I would encourage you to look up the references that are spoken in any message from the pulpit, actually read them on your own. And then apply them to your life. Take the questions that are on the bottom of the outline and actually apply them through the week. That's how you'll grow. And that's the reason some grow fast and some grow slowly, because some have a real hunger and an appetite, and others do not. Study to show yourself approved to God, as we get back to the foundations.
Of all of the ages, and of all of the countries that have ever existed on earth, it is this age and this country that have been most blessed with scriptural resources. Churches, Bible bookstores, teaching tapes, and sermons are all so readily available. Which means, "to whom much has been given, much shall be required" (see Luke 12:48). It would make sense that we would be the strongest spiritually of any believers. Sometimes that's true and sometimes it's not. We should give ourselves to truth, to find out "What does the book say? What is the heart of God?" We should welcome sound doctrine, and we should develop a strong appetite for the Word, because the only way to know God is through His Word. The only valid experiences are those that can be substantiated by the Word. We should know it, so that we can look at all of life, every situation, every circumstance, and filter it through the truth of the Word, and get direction from God.
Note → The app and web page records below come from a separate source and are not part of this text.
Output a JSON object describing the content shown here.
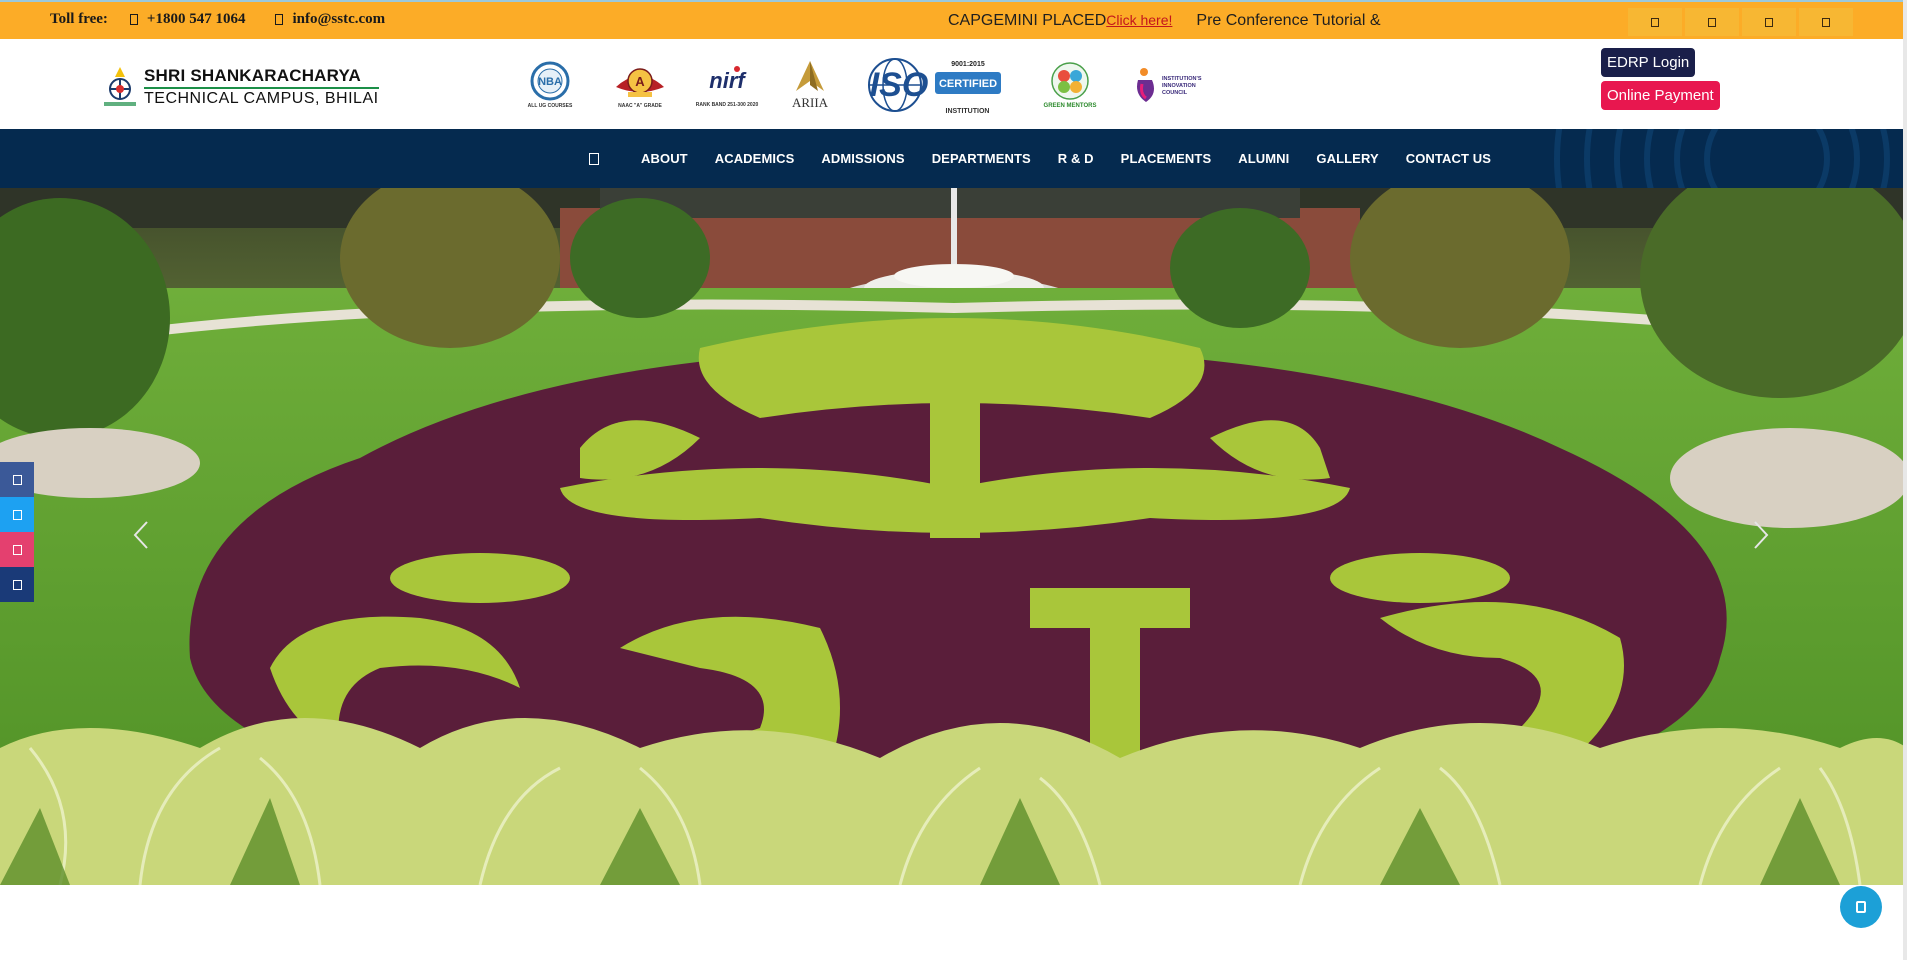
{
  "topbar": {
    "toll_free_label": "Toll free:",
    "phone": "+1800 547 1064",
    "email": "info@sstc.com",
    "marquee_text": "CAPGEMINI PLACED",
    "marquee_link": "Click here!",
    "marquee_text2": "Pre Conference Tutorial &",
    "background": "#fcac27",
    "social_icons": [
      "facebook-icon",
      "twitter-icon",
      "instagram-icon",
      "linkedin-icon"
    ]
  },
  "header": {
    "logo_line1": "SHRI SHANKARACHARYA",
    "logo_line2": "TECHNICAL CAMPUS, BHILAI",
    "accreditations": [
      {
        "name": "nba-logo",
        "caption": "ALL UG COURSES"
      },
      {
        "name": "naac-logo",
        "caption": "NAAC \"A\" GRADE"
      },
      {
        "name": "nirf-logo",
        "caption": "RANK BAND 251-300 2020"
      },
      {
        "name": "ariia-logo",
        "caption": "ARIIA"
      },
      {
        "name": "iso-logo",
        "caption": "INSTITUTION"
      },
      {
        "name": "green-mentors-logo",
        "caption": "GREEN MENTORS"
      },
      {
        "name": "iic-logo",
        "caption": "INSTITUTION'S INNOVATION COUNCIL"
      }
    ],
    "edrp_login": "EDRP Login",
    "online_payment": "Online Payment",
    "edrp_color": "#1a1f4a",
    "payment_color": "#e8174f"
  },
  "nav": {
    "background": "#052a4f",
    "items": [
      "ABOUT",
      "ACADEMICS",
      "ADMISSIONS",
      "DEPARTMENTS",
      "R & D",
      "PLACEMENTS",
      "ALUMNI",
      "GALLERY",
      "CONTACT US"
    ]
  },
  "side_social": [
    {
      "icon": "facebook-icon",
      "color": "#3b5998"
    },
    {
      "icon": "twitter-icon",
      "color": "#1da1f2"
    },
    {
      "icon": "instagram-icon",
      "color": "#e4406f"
    },
    {
      "icon": "linkedin-icon",
      "color": "#1a3a78"
    }
  ],
  "chat_icon": "chat-icon"
}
Skip Heitzig is the founder and senior pastor at Calvary Albuquerque. His teachings are heard across the country and around the world on The Connection. Skip and his wife, Lenya, and son and daughter-in-law, Nathan and Janaé, live in Albuquerque, New Mexico. Skip and Lenya are the proud grandparents of Seth Nathaniel and Kaydence Joy.